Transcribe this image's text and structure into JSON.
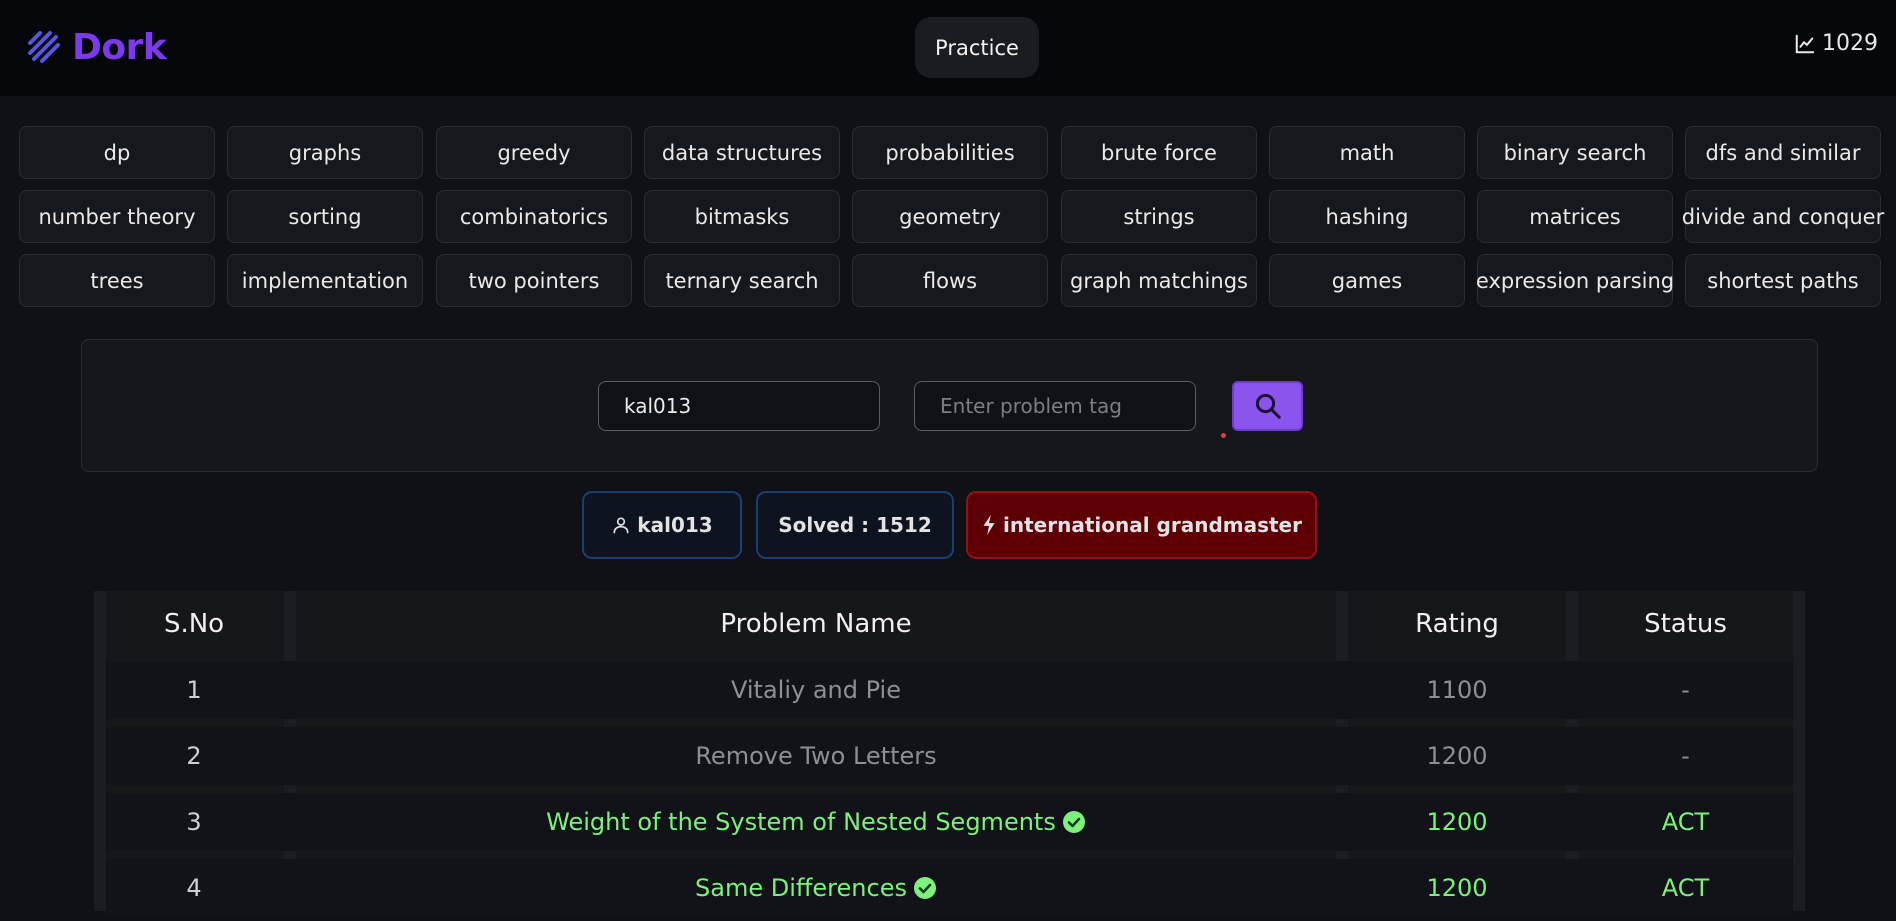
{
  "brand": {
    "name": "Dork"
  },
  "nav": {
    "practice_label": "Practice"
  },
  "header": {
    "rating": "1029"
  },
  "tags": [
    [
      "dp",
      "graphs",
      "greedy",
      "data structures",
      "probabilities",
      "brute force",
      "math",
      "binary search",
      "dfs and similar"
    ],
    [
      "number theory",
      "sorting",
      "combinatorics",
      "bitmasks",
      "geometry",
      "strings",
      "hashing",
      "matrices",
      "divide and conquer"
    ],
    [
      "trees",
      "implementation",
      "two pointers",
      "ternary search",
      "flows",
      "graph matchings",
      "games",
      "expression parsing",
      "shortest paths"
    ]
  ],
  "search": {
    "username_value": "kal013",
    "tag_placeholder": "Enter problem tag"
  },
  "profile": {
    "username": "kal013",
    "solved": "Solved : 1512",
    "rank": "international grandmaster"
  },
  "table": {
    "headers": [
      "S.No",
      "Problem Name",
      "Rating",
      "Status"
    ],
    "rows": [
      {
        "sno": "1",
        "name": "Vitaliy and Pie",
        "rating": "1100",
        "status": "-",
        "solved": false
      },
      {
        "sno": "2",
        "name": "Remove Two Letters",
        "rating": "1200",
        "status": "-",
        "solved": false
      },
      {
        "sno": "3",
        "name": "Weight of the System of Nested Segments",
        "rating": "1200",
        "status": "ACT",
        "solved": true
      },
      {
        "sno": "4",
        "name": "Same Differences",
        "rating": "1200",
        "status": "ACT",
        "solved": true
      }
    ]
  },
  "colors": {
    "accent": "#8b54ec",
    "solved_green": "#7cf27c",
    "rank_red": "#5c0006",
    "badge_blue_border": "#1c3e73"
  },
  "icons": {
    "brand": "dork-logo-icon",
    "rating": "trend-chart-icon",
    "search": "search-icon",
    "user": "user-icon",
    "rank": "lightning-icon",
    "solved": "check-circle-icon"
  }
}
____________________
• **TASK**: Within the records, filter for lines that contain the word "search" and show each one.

• **EXERCISE SOLUTION**:
      "binary search",
      "ternary search",
  "search": {
    "search": "search-icon",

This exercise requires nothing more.